Despite the irrefutable evidence linking whitebark pine to grizzly-human conflicts, the agencies have flip-flopped in their representations of the science, claiming suddenly that whitebark pine now doesn’t matter anymore. No peer-reviewed scientific evidence has been offered that directly supports this claim. Instead, speculative interpretations have been featured. As a matter of fact, whitebark pine does matter because its absence drives rates of human-bear conflicts.

Comments by Chuck Schwartz, the government’s key bear scientist, at the recent IGBC meeting that “it’s about secure habitat, not whitebark pine” were disingenuous. Over 60% of grizzly bear habitat in the ecosystem contains either pure or mixed forests of whitebark pine. Prior to the loss of whitebark, most bears found refuge from humans in these remote forests whenever pine seeds were available for them to eat. The loss of whitebark pine means that bears have wandered increasingly in less secure habitats, where they have more often run into people, experienced conflicts, and ultimately died.

Earlier this summer, agency officials also predicted in the press that if whitebark pine crops were poor, grizzly bears would turn to meat and that, in fact, is what we have seen. At the IGBC meeting, Wyoming Game and Fish reported a record number of cattle depredations; and we’ve seen a large number of hunting-related conflicts as grizzlies turn more eagerly to capitalize on hunter-killed elk.

So the distribution and numbers of human-bear conflicts involving livestock, elk hunters, and other human-related foods, often near human communities, are consistent with a dramatic loss of whitebark pine. Why deny it, when public safety is at stake? Answer: when you have a political agenda, like delisting the grizzly bear.

If we face up to the tragic fact of whitebark pine loss, there are three obvious courses of action: redouble efforts to reduce conflicts with people, prepare people for arrival of bears on the periphery of the ecosystem, and protect more habitat to compensate for the loss of whitebark pine. Even though many agency scientists and managers claim that the ecosystem is “full”, maps using new agency data, shown at the recent IGBC meeting, show that there is still extensive under-occupied habitat in the Wyoming , Wind River and Palisades Ranges. So, bears seeking calories to make it through the winter will be searching for remote areas such as these – areas that they may not have occupied for decades. To a layperson, that may make it look like there are more bears in the ecosystem, when in fact there is the same number (perhaps even fewer) required to roam a bigger area to make ends meet.

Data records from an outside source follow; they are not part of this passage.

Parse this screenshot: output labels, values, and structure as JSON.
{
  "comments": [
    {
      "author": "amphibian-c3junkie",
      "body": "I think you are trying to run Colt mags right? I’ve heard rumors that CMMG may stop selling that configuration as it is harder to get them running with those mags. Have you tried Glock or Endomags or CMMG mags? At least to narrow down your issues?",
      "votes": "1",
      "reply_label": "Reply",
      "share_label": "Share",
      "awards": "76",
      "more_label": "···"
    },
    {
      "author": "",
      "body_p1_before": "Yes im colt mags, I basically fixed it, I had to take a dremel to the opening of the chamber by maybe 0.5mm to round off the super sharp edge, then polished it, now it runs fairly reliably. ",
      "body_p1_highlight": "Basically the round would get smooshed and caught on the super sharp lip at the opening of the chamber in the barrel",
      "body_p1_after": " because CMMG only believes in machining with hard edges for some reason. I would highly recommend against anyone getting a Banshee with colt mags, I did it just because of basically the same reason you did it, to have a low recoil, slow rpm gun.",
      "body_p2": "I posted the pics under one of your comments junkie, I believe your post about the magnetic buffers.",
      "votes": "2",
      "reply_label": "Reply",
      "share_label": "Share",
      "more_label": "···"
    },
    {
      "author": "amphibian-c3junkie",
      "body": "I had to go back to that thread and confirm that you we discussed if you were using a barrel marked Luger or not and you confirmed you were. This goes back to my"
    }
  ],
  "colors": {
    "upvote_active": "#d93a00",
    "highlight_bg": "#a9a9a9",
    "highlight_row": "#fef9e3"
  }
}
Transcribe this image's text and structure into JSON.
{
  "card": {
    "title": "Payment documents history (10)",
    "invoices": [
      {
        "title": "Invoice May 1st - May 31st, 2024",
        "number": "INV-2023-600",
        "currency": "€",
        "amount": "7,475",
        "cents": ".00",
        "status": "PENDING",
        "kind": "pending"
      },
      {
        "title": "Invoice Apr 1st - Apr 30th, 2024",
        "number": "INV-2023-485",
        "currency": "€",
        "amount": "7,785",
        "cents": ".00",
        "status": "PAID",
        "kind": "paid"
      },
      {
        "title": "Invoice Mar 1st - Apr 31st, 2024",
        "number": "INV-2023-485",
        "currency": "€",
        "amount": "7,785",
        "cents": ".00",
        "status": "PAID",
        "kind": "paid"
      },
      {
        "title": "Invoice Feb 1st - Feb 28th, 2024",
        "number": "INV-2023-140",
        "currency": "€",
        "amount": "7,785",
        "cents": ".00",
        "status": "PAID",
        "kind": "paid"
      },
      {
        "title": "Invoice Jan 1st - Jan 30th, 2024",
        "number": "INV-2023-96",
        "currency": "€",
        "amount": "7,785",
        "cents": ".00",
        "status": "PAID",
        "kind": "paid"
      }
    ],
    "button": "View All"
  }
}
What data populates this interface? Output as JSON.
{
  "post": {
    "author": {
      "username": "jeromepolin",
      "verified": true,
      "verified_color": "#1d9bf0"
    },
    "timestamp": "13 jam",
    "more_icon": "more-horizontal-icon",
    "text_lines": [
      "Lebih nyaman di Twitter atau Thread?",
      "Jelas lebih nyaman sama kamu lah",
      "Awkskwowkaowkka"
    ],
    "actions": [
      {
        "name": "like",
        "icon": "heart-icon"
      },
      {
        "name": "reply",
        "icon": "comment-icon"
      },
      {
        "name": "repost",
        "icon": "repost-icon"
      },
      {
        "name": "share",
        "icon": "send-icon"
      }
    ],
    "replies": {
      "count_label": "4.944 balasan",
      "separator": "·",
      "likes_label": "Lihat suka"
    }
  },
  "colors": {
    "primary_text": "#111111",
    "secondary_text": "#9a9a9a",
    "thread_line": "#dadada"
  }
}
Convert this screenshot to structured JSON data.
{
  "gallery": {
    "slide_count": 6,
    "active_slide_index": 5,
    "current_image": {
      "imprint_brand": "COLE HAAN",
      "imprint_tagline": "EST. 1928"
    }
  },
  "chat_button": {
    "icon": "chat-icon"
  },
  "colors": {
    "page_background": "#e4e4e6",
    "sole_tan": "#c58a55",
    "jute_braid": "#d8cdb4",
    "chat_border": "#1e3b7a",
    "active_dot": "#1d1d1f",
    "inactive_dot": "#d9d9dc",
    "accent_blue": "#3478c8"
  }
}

But, the key question is: will we let them live in such places? Will we find it in our hearts to share this landscape with a population of bears that has lost two critical foods? Will we let bears live in the wild places they will need to compensate for the loss of former key staples, whitebark pine and cutthroat trout?

Rather than spinning the numbers, flip-flopping on the science and denying the problems, these are the real-world questions we should be addressing—for the safety of the public and the health of the Great Bear. And we should be discussing them in an open, fair, democratic way—one that tragically does not presently exist in the grizzly bear arena. There is much to do over the long winter months ahead to think through and address the very real problems of a significant collapse in key foods for bears, the consequences for bears and people alike, and the lack of a democratic arena within which to work toward lasting solutions.